I spent this past weekend in my hometown of Boise, Idaho. And although I have lived in Utah for nearly 20 years, Boise is home. I gathered with my immediate family, 33 of us, to reconnect with one another in the city that made us. And as I was there, I couldn’t help but think of the lessons I learned in this city and the people who taught them to me.
The person I think of most when I drive into the “city of trees” is my dad, Bob Erickson. He has been gone for nearly 15 years now, but the lessons he taught live strong within me just as his presence permeates the state and city he loved.
All growing up my dad would say, “There is always room for one more.” This belief was no small feat, raising 6 kids in a brick bungalow, but true to his word our home became a meeting place for friends and family.
(The Erickson Family Home)
Friday night, we gathered for a BBQ in my family home and when attendance went from 32 people to 60 (as friends from youth, extended family, and friends of friends were invited) I couldn’t help but think about my dad and his lesson of inclusion. In fact, I think I heard each of my siblings quote Bob last Friday evening.
(So many kids were in attendance the Ice Cream Truck pulled into the driveway.)

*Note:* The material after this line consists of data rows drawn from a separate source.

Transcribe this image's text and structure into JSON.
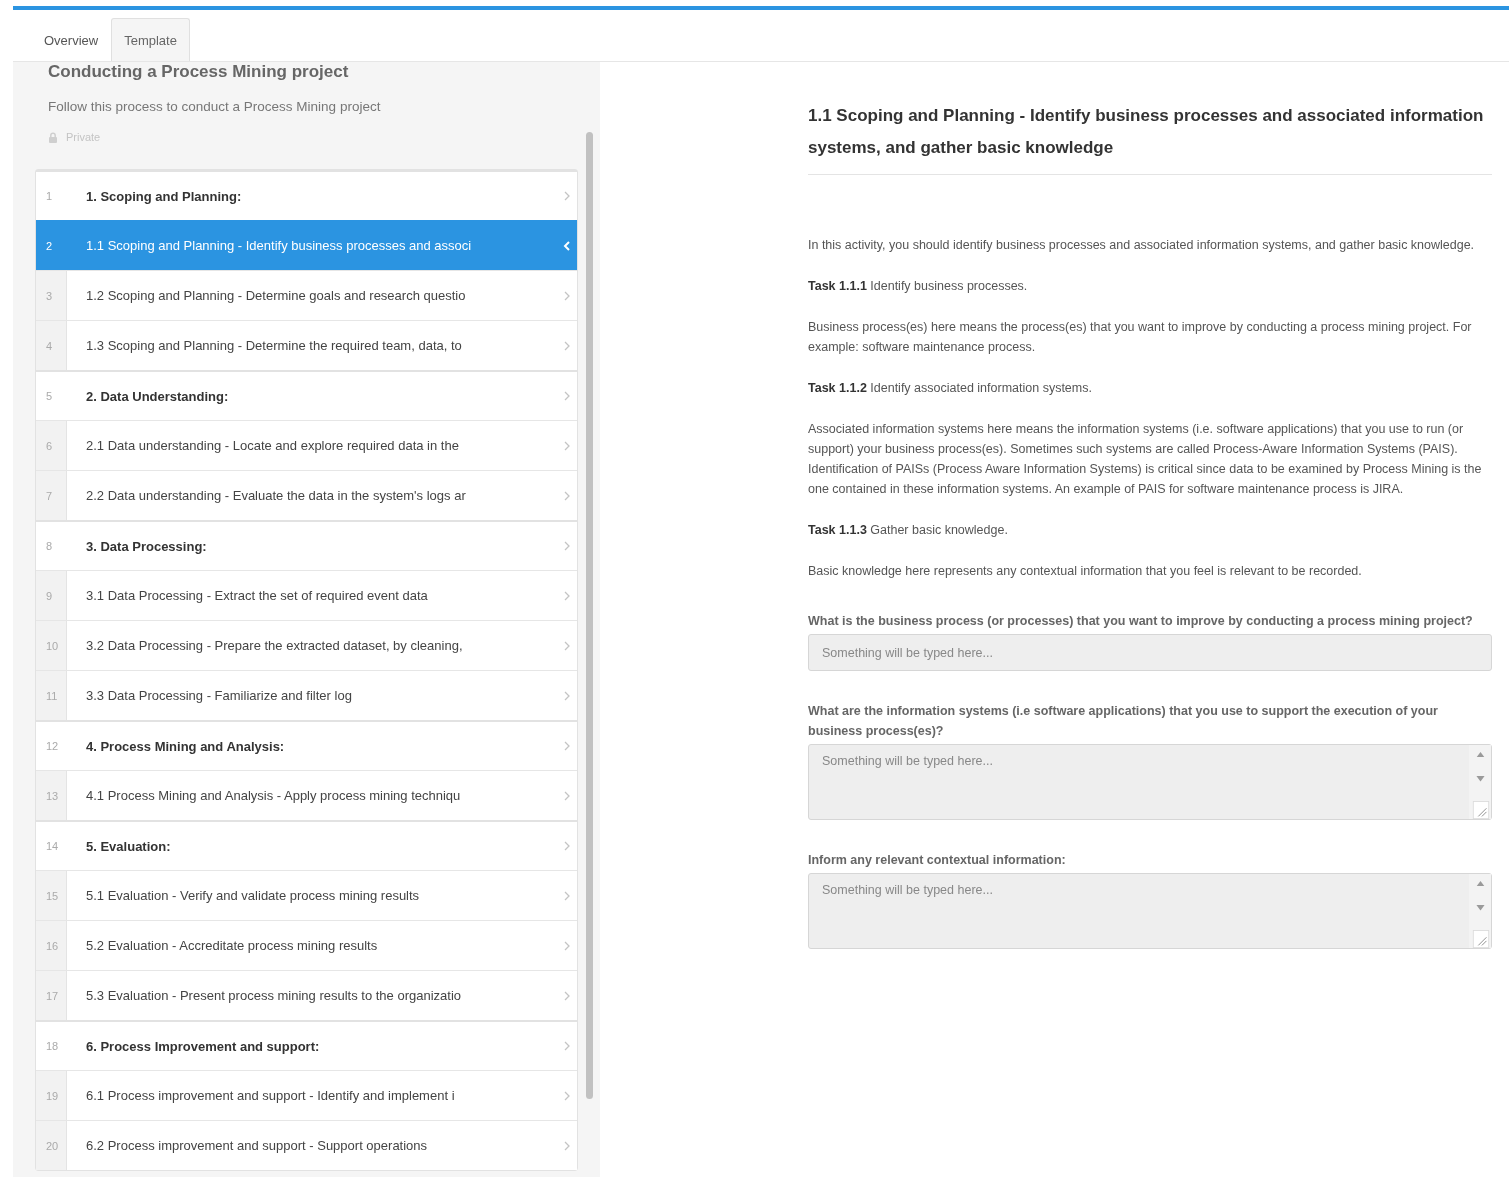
{
  "tabs": [
    {
      "label": "Overview",
      "selected": false
    },
    {
      "label": "Template",
      "selected": true
    }
  ],
  "template": {
    "title": "Conducting a Process Mining project",
    "description": "Follow this process to conduct a Process Mining project",
    "visibility": "Private"
  },
  "steps": [
    {
      "number": "1",
      "label": "1. Scoping and Planning:",
      "kind": "section",
      "selected": false
    },
    {
      "number": "2",
      "label": "1.1 Scoping and Planning - Identify business processes and associ",
      "kind": "task",
      "selected": true
    },
    {
      "number": "3",
      "label": "1.2 Scoping and Planning - Determine goals and research questio",
      "kind": "task",
      "selected": false
    },
    {
      "number": "4",
      "label": "1.3 Scoping and Planning - Determine the required team, data, to",
      "kind": "task",
      "selected": false
    },
    {
      "number": "5",
      "label": "2. Data Understanding:",
      "kind": "section",
      "selected": false
    },
    {
      "number": "6",
      "label": "2.1 Data understanding - Locate and explore required data in the",
      "kind": "task",
      "selected": false
    },
    {
      "number": "7",
      "label": "2.2 Data understanding - Evaluate the data in the system's logs ar",
      "kind": "task",
      "selected": false
    },
    {
      "number": "8",
      "label": "3. Data Processing:",
      "kind": "section",
      "selected": false
    },
    {
      "number": "9",
      "label": "3.1 Data Processing - Extract the set of required event data",
      "kind": "task",
      "selected": false
    },
    {
      "number": "10",
      "label": "3.2 Data Processing - Prepare the extracted dataset, by cleaning,",
      "kind": "task",
      "selected": false
    },
    {
      "number": "11",
      "label": "3.3 Data Processing - Familiarize and filter log",
      "kind": "task",
      "selected": false
    },
    {
      "number": "12",
      "label": "4. Process Mining and Analysis:",
      "kind": "section",
      "selected": false
    },
    {
      "number": "13",
      "label": "4.1 Process Mining and Analysis - Apply process mining techniqu",
      "kind": "task",
      "selected": false
    },
    {
      "number": "14",
      "label": "5. Evaluation:",
      "kind": "section",
      "selected": false
    },
    {
      "number": "15",
      "label": "5.1 Evaluation - Verify and validate process mining results",
      "kind": "task",
      "selected": false
    },
    {
      "number": "16",
      "label": "5.2 Evaluation - Accreditate process mining results",
      "kind": "task",
      "selected": false
    },
    {
      "number": "17",
      "label": "5.3 Evaluation - Present process mining results to the organizatio",
      "kind": "task",
      "selected": false
    },
    {
      "number": "18",
      "label": "6. Process Improvement and support:",
      "kind": "section",
      "selected": false
    },
    {
      "number": "19",
      "label": "6.1 Process improvement and support - Identify and implement i",
      "kind": "task",
      "selected": false
    },
    {
      "number": "20",
      "label": "6.2 Process improvement and support - Support operations",
      "kind": "task",
      "selected": false
    }
  ],
  "activity": {
    "title": "1.1 Scoping and Planning - Identify business processes and associated information systems, and gather basic knowledge",
    "paragraphs": [
      "In this activity, you should identify business processes and associated information systems, and gather basic knowledge.",
      "**Task 1.1.1** Identify business processes.",
      "Business process(es) here means the process(es) that you want to improve by conducting a process mining project. For example: software maintenance process.",
      "**Task 1.1.2** Identify associated information systems.",
      "Associated information systems here means the information systems (i.e. software applications) that you use to run (or support) your business process(es). Sometimes such systems are called Process-Aware Information Systems (PAIS). Identification of PAISs (Process Aware Information Systems) is critical since data to be examined by Process Mining is the one contained in these information systems. An example of PAIS for software maintenance process is JIRA.",
      "**Task 1.1.3** Gather basic knowledge.",
      "Basic knowledge here represents any contextual information that you feel is relevant to be recorded."
    ],
    "questions": [
      {
        "label": "What is the business process (or processes) that you want to improve by conducting a process mining project?",
        "kind": "line",
        "placeholder": "Something will be typed here..."
      },
      {
        "label": "What are the information systems (i.e software applications) that you use to support the execution of your business process(es)?",
        "kind": "multiline",
        "placeholder": "Something will be typed here..."
      },
      {
        "label": "Inform any relevant contextual information:",
        "kind": "multiline",
        "placeholder": "Something will be typed here..."
      }
    ]
  }
}
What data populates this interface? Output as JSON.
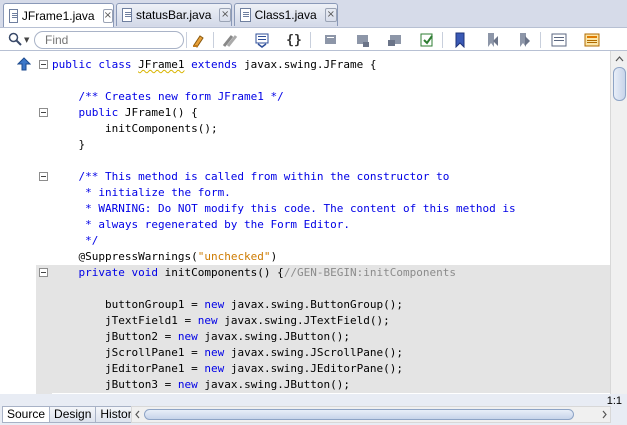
{
  "tabs": [
    {
      "label": "JFrame1.java",
      "active": true
    },
    {
      "label": "statusBar.java",
      "active": false
    },
    {
      "label": "Class1.java",
      "active": false
    }
  ],
  "toolbar": {
    "search_placeholder": "Find",
    "icons": [
      "search-icon",
      "toggle-highlight-icon",
      "previous-bookmark-icon",
      "next-bookmark-icon",
      "toggle-braces-icon",
      "back-icon",
      "forward-icon",
      "history-icon",
      "last-edit-icon",
      "toggle-bookmark-icon",
      "previous-occurrence-icon",
      "next-occurrence-icon",
      "next-bookmark-icon",
      "shift-left-icon",
      "macro-icon"
    ]
  },
  "code_lines": [
    [
      {
        "t": "public class ",
        "c": "kw"
      },
      {
        "t": "JFrame1",
        "c": "plain squig"
      },
      {
        "t": " extends ",
        "c": "kw"
      },
      {
        "t": "javax.swing.JFrame {",
        "c": "plain"
      }
    ],
    [],
    [
      {
        "t": "    /** Creates new form JFrame1 */",
        "c": "cm"
      }
    ],
    [
      {
        "t": "    public ",
        "c": "kw"
      },
      {
        "t": "JFrame1() {",
        "c": "plain"
      }
    ],
    [
      {
        "t": "        initComponents();",
        "c": "plain"
      }
    ],
    [
      {
        "t": "    }",
        "c": "plain"
      }
    ],
    [],
    [
      {
        "t": "    /** This method is called from within the constructor to",
        "c": "cm"
      }
    ],
    [
      {
        "t": "     * initialize the form.",
        "c": "cm"
      }
    ],
    [
      {
        "t": "     * WARNING: Do NOT modify this code. The content of this method is",
        "c": "cm"
      }
    ],
    [
      {
        "t": "     * always regenerated by the Form Editor.",
        "c": "cm"
      }
    ],
    [
      {
        "t": "     */",
        "c": "cm"
      }
    ],
    [
      {
        "t": "    @SuppressWarnings(",
        "c": "plain"
      },
      {
        "t": "\"unchecked\"",
        "c": "str"
      },
      {
        "t": ")",
        "c": "plain"
      }
    ],
    [
      {
        "t": "    private void ",
        "c": "kw"
      },
      {
        "t": "initComponents() {",
        "c": "plain"
      },
      {
        "t": "//GEN-BEGIN:initComponents",
        "c": "cmg"
      }
    ],
    [],
    [
      {
        "t": "        buttonGroup1 = ",
        "c": "plain"
      },
      {
        "t": "new ",
        "c": "kw"
      },
      {
        "t": "javax.swing.ButtonGroup();",
        "c": "plain"
      }
    ],
    [
      {
        "t": "        jTextField1 = ",
        "c": "plain"
      },
      {
        "t": "new ",
        "c": "kw"
      },
      {
        "t": "javax.swing.JTextField();",
        "c": "plain"
      }
    ],
    [
      {
        "t": "        jButton2 = ",
        "c": "plain"
      },
      {
        "t": "new ",
        "c": "kw"
      },
      {
        "t": "javax.swing.JButton();",
        "c": "plain"
      }
    ],
    [
      {
        "t": "        jScrollPane1 = ",
        "c": "plain"
      },
      {
        "t": "new ",
        "c": "kw"
      },
      {
        "t": "javax.swing.JScrollPane();",
        "c": "plain"
      }
    ],
    [
      {
        "t": "        jEditorPane1 = ",
        "c": "plain"
      },
      {
        "t": "new ",
        "c": "kw"
      },
      {
        "t": "javax.swing.JEditorPane();",
        "c": "plain"
      }
    ],
    [
      {
        "t": "        jButton3 = ",
        "c": "plain"
      },
      {
        "t": "new ",
        "c": "kw"
      },
      {
        "t": "javax.swing.JButton();",
        "c": "plain"
      }
    ]
  ],
  "highlighted_from_line": 13,
  "folds_at_lines": [
    0,
    3,
    7,
    13
  ],
  "caret_position": "1:1",
  "bottom_tabs": [
    {
      "label": "Source",
      "active": true
    },
    {
      "label": "Design",
      "active": false
    },
    {
      "label": "History",
      "active": false
    }
  ]
}
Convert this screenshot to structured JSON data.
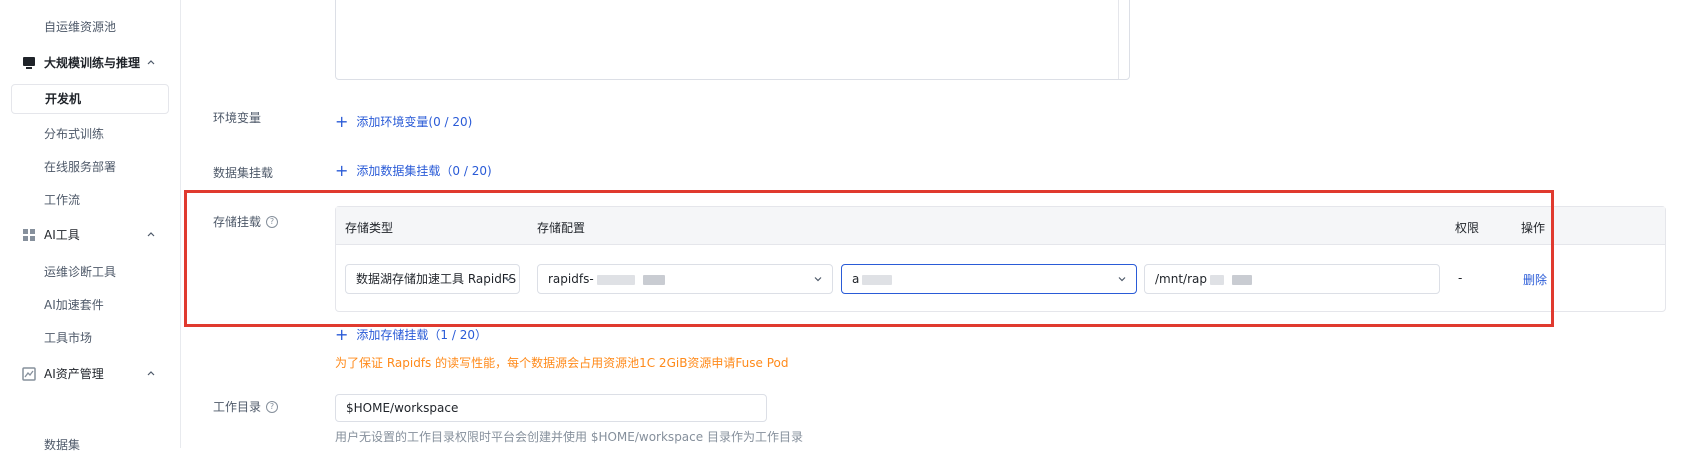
{
  "sidebar": {
    "items_top": {
      "self_ops_pool": "自运维资源池"
    },
    "group_training": {
      "label": "大规模训练与推理",
      "icon": "monitor-icon"
    },
    "training_items": [
      "开发机",
      "分布式训练",
      "在线服务部署",
      "工作流"
    ],
    "group_ai_tools": {
      "label": "AI工具",
      "icon": "grid-icon"
    },
    "ai_tool_items": [
      "运维诊断工具",
      "AI加速套件",
      "工具市场"
    ],
    "group_assets": {
      "label": "AI资产管理",
      "icon": "chart-icon"
    },
    "asset_items": [
      "数据集"
    ]
  },
  "form": {
    "env_label": "环境变量",
    "env_add": "添加环境变量(0 / 20)",
    "dataset_label": "数据集挂载",
    "dataset_add": "添加数据集挂载（0 / 20)",
    "storage_label": "存储挂载",
    "storage_add": "添加存储挂载（1 / 20）",
    "storage_table": {
      "headers": [
        "存储类型",
        "存储配置",
        "权限",
        "操作"
      ],
      "row": {
        "type": "数据湖存储加速工具 RapidFS",
        "config_prefix": "rapidfs-",
        "account_prefix": "a",
        "path_prefix": "/mnt/rap",
        "permission": "-",
        "action": "删除"
      }
    },
    "warning": "为了保证 Rapidfs 的读写性能，每个数据源会占用资源池1C 2GiB资源申请Fuse Pod",
    "workdir_label": "工作目录",
    "workdir_value": "$HOME/workspace",
    "workdir_hint": "用户无设置的工作目录权限时平台会创建并使用 $HOME/workspace 目录作为工作目录"
  },
  "colors": {
    "accent": "#2a5bd7",
    "highlight": "#e03a2f",
    "warning": "#ff8a1a"
  }
}
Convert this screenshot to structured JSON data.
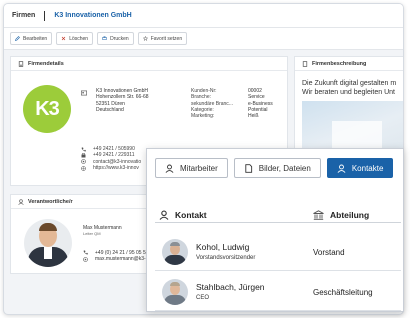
{
  "header": {
    "breadcrumb": "Firmen",
    "company": "K3 Innovationen GmbH"
  },
  "toolbar": [
    {
      "label": "Bearbeiten",
      "icon": "edit-icon"
    },
    {
      "label": "Löschen",
      "icon": "delete-icon"
    },
    {
      "label": "Drucken",
      "icon": "print-icon"
    },
    {
      "label": "Favorit setzen",
      "icon": "star-icon"
    }
  ],
  "firmendetails": {
    "title": "Firmendetails",
    "logo_text": "K3",
    "address": [
      "K3 Innovationen GmbH",
      "Hohenzollern Str. 66-68",
      "52351 Düren",
      "Deutschland"
    ],
    "fields": [
      {
        "label": "Kunden-Nr:",
        "value": "00002"
      },
      {
        "label": "Branche:",
        "value": "Service"
      },
      {
        "label": "sekundäre Branc...",
        "value": "e-Business"
      },
      {
        "label": "Kategorie:",
        "value": "Potential"
      },
      {
        "label": "Marketing:",
        "value": "Heiß"
      }
    ],
    "contacts": [
      "+49 2421 / 505990",
      "+49 2421 / 229311",
      "contact@k3-innovatio",
      "https://www.k3-innov"
    ]
  },
  "firmenbeschreibung": {
    "title": "Firmenbeschreibung",
    "text_line1": "Die Zukunft digital gestalten m",
    "text_line2": "Wir beraten und begleiten Unt"
  },
  "verantwortliche": {
    "title": "Verantwortliche/r",
    "name": "Max Mustermann",
    "role": "Leiter QM",
    "phone": "+49 (0) 24 21 / 95 05 5",
    "email": "max.mustermann@k3-"
  },
  "panel": {
    "tabs": [
      {
        "label": "Mitarbeiter",
        "active": false
      },
      {
        "label": "Bilder, Dateien",
        "active": false
      },
      {
        "label": "Kontakte",
        "active": true
      }
    ],
    "col_contact": "Kontakt",
    "col_department": "Abteilung",
    "rows": [
      {
        "name": "Kohol, Ludwig",
        "role": "Vorstandsvorsitzender",
        "department": "Vorstand"
      },
      {
        "name": "Stahlbach, Jürgen",
        "role": "CEO",
        "department": "Geschäftsleitung"
      }
    ]
  },
  "colors": {
    "accent": "#1a62a8",
    "logo_green": "#9ccc3a"
  }
}
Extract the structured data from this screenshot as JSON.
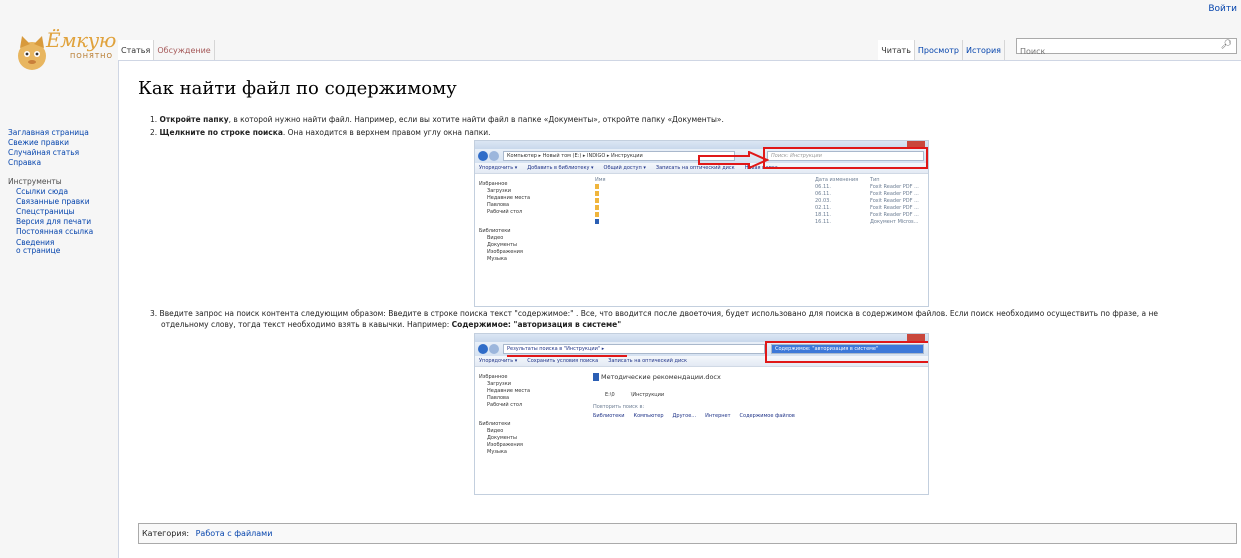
{
  "header": {
    "login": "Войти"
  },
  "logo": {
    "text": "Ёмкую",
    "sub": "ПОНЯТНО",
    "accent": "#e0a23c"
  },
  "tabs_left": [
    "Статья",
    "Обсуждение"
  ],
  "tabs_right": [
    "Читать",
    "Просмотр",
    "История"
  ],
  "search": {
    "placeholder": "Поиск"
  },
  "sidebar": {
    "nav": [
      "Заглавная страница",
      "Свежие правки",
      "Случайная статья",
      "Справка"
    ],
    "tools_heading": "Инструменты",
    "tools": [
      "Ссылки сюда",
      "Связанные правки",
      "Спецстраницы",
      "Версия для печати",
      "Постоянная ссылка",
      "Сведения",
      "о странице"
    ]
  },
  "article": {
    "title": "Как найти файл по содержимому",
    "step1": {
      "num": "1.",
      "bold": "Откройте папку",
      "text": ", в которой нужно найти файл. Например, если вы хотите найти файл в папке «Документы», откройте папку «Документы»."
    },
    "step2": {
      "num": "2.",
      "bold": "Щелкните по строке поиска",
      "text": ". Она находится в верхнем правом углу окна папки."
    },
    "step3": {
      "num": "3.",
      "line1": "Введите запрос на поиск контента следующим образом: Введите в строке поиска текст \"содержимое:\" . Все, что вводится после двоеточия, будет использовано для поиска в содержимом файлов. Если поиск необходимо осуществить по фразе, а не",
      "line2": "отдельному слову, тогда текст необходимо взять в кавычки. Например: ",
      "bold": "Содержимое: \"авторизация в системе\""
    }
  },
  "shot1": {
    "path": "Компьютер ▸ Новый том (E:) ▸ INDIGO ▸ Инструкции",
    "search": "Поиск: Инструкции",
    "tools": [
      "Упорядочить ▾",
      "Добавить в библиотеку ▾",
      "Общий доступ ▾",
      "Записать на оптический диск",
      "Новая папка"
    ],
    "nav": [
      "Избранное",
      "Загрузки",
      "Недавние места",
      "Павлова",
      "Рабочий стол",
      "Библиотеки",
      "Видео",
      "Документы",
      "Изображения",
      "Музыка"
    ],
    "columns": [
      "Имя",
      "Дата изменения",
      "Тип"
    ],
    "dates": [
      "06.11.",
      "06.11.",
      "20.03.",
      "02.11.",
      "18.11.",
      "16.11."
    ],
    "types": [
      "Foxit Reader PDF ...",
      "Foxit Reader PDF ...",
      "Foxit Reader PDF ...",
      "Foxit Reader PDF ...",
      "Foxit Reader PDF ...",
      "Документ Micros..."
    ]
  },
  "shot2": {
    "path": "Результаты поиска в \"Инструкции\" ▸",
    "search": "Содержимое: \"авторизация в системе\"",
    "tools": [
      "Упорядочить ▾",
      "Сохранить условия поиска",
      "Записать на оптический диск"
    ],
    "nav": [
      "Избранное",
      "Загрузки",
      "Недавние места",
      "Павлова",
      "Рабочий стол",
      "Библиотеки",
      "Видео",
      "Документы",
      "Изображения",
      "Музыка"
    ],
    "file": "Методические рекомендации.docx",
    "drive": "E:\\0",
    "folder": "\\Инструкции",
    "repeat": "Повторить поиск в:",
    "locations": [
      "Библиотеки",
      "Компьютер",
      "Другое...",
      "Интернет",
      "Содержимое файлов"
    ]
  },
  "category": {
    "label": "Категория:",
    "link": "Работа с файлами"
  }
}
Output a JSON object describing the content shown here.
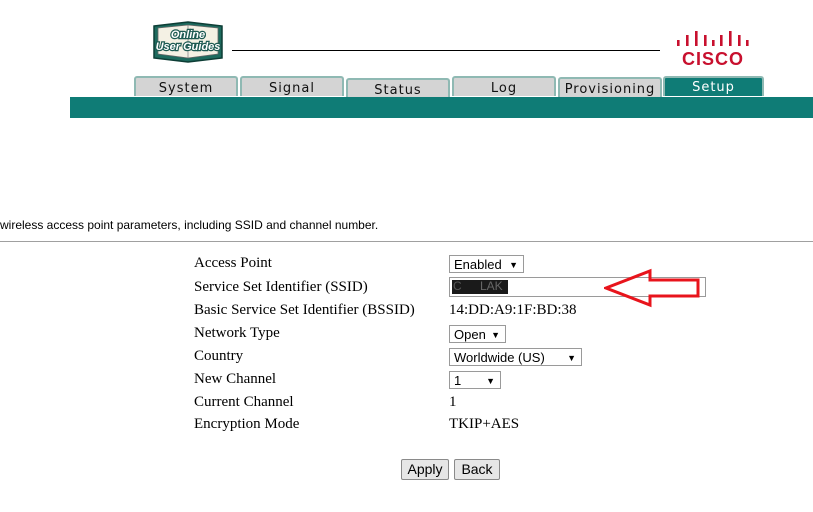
{
  "header": {
    "logo_text": [
      "Online",
      "User Guides"
    ],
    "brand": "CISCO"
  },
  "tabs": [
    {
      "label": "System",
      "active": false
    },
    {
      "label": "Signal",
      "active": false
    },
    {
      "label": "Status",
      "active": false
    },
    {
      "label": "Log",
      "active": false
    },
    {
      "label": "Provisioning",
      "active": false
    },
    {
      "label": "Setup",
      "active": true
    }
  ],
  "description": "wireless access point parameters, including SSID and channel number.",
  "form": {
    "access_point": {
      "label": "Access Point",
      "value": "Enabled"
    },
    "ssid": {
      "label": "Service Set Identifier (SSID)",
      "value_prefix": "C",
      "value_suffix": "LAK"
    },
    "bssid": {
      "label": "Basic Service Set Identifier (BSSID)",
      "value": "14:DD:A9:1F:BD:38"
    },
    "network_type": {
      "label": "Network Type",
      "value": "Open"
    },
    "country": {
      "label": "Country",
      "value": "Worldwide (US)"
    },
    "new_channel": {
      "label": "New Channel",
      "value": "1"
    },
    "current_channel": {
      "label": "Current Channel",
      "value": "1"
    },
    "encryption_mode": {
      "label": "Encryption Mode",
      "value": "TKIP+AES"
    }
  },
  "buttons": {
    "apply": "Apply",
    "back": "Back"
  },
  "colors": {
    "teal": "#0f7c76",
    "cisco_red": "#c8102e",
    "annotation_red": "#e8141c"
  }
}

There is always room for one more. What if we each took this on as a personal mantra for our children and ourselves? Inclusion instead of exclusion. Kind instead of right. Faith in goodness instead of fear of the unknown.
In our lives, there is always room for one more- one more person to love, one more friend to make, one more kind word, or one more pair of fabulous shoes. ;)
The Erickson Sisters
The beauty of inclusion, specifically with people, is we learn that we are more alike than different and as we embrace our sisters and brothers our own lives and perspectives expand via the differing experiences of others. And there is a synergy of love and understanding that takes place. We just have to be willing to make room for one more.
Here's to making room for one more, over & over again, my friend.